During my travels I approach an understanding of the local conditions and then critically reflect and interpret their interrelations on a transnational level. My impressions and experiences help me to build a trans-local knowledge. Seeing the different extremes and understanding controversial attitudes allows me to investigate diverse perspectives, and to position my work within in a global discourse.
A: Since embarking on this travelling project, what have you discovered about the crossover between science and art?
SN: Practices of art and science have been intersecting and influencing each other since many centuries. Since the 20th century, the discourse on the interplay between art and science has been resumed with growing attention. Projects of artistic research, design research and collaborations between scientists and artists are now defining contemporary culture in Germany and elsewhere.
I am personally interested in the disciplinary overlap and in methodologies, in similarities and differences in the process of art and science, too. By switching between artistic and scientific methods I allow myself to be at times a “silent observer” of the process and material before I then intervene again. I regard science and art both as different approaches for raising questions and finding answers. Nowadays scientists and artists share more and more the same questions, working processes reveal similarities. In the exchange of their knowledge and questions is a deep value and the opportunity for a closer dialogue and a mutual critical reflection.

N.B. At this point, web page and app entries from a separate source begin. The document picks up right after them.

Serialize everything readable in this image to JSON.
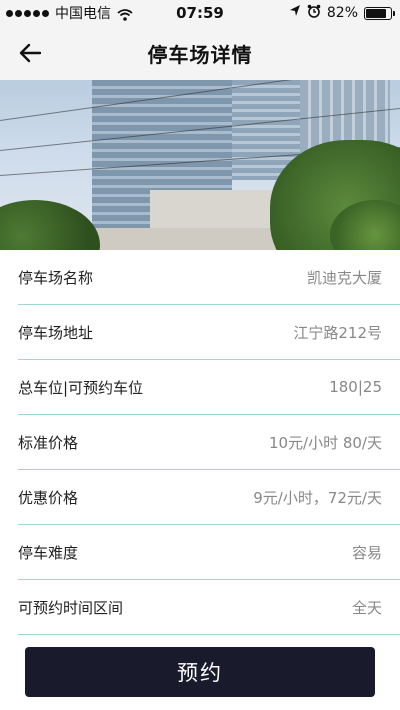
{
  "status_bar": {
    "carrier": "中国电信",
    "time": "07:59",
    "battery": "82%",
    "battery_level": 0.82,
    "icons": [
      "signal-dots-icon",
      "wifi-icon",
      "location-arrow-icon",
      "alarm-clock-icon",
      "battery-icon"
    ]
  },
  "nav": {
    "title": "停车场详情",
    "back_icon": "back-arrow-icon"
  },
  "hero": {
    "image": "parking-building-photo"
  },
  "details": [
    {
      "label": "停车场名称",
      "value": "凯迪克大厦"
    },
    {
      "label": "停车场地址",
      "value": "江宁路212号"
    },
    {
      "label": "总车位|可预约车位",
      "value": "180|25"
    },
    {
      "label": "标准价格",
      "value": "10元/小时 80/天"
    },
    {
      "label": "优惠价格",
      "value": "9元/小时，72元/天"
    },
    {
      "label": "停车难度",
      "value": "容易"
    },
    {
      "label": "可预约时间区间",
      "value": "全天"
    }
  ],
  "actions": {
    "reserve_label": "预约"
  },
  "colors": {
    "divider": "#9fd6cf",
    "button_bg": "#191a2c",
    "value_text": "#888888",
    "bar_bg": "#f4f4f4"
  }
}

A: What do you intend to do now since winning the Main Prize for the Aesthetica Art Prize?
SN: The award helps me to progress with my projects by giving me financial support as well as the possibility to engage with new audiences. During the next few months I am researching and working on new projects in Romania and Finland for my next exhibitions. Also, I am developing the large scale installation of Song for the Last Queen, including a whole colony. Hopefully, my work brings me to England again soon.
To see more of Sybille Neumeyer’s work visit www.sybilleneumeyer.com.
The Aesthetica Art Prize is open for entries. Submissions close 31 August. For more information and to submit visit www.aestheticamagazine.comartprize.
1. Sybille Neumeyer, Song for the Last Queen. Winner of the Aesthetica Art Prize 2014.
2. Sybille Neumeyer, production short. Courtesy of the artist.
Posted on 19 June 2014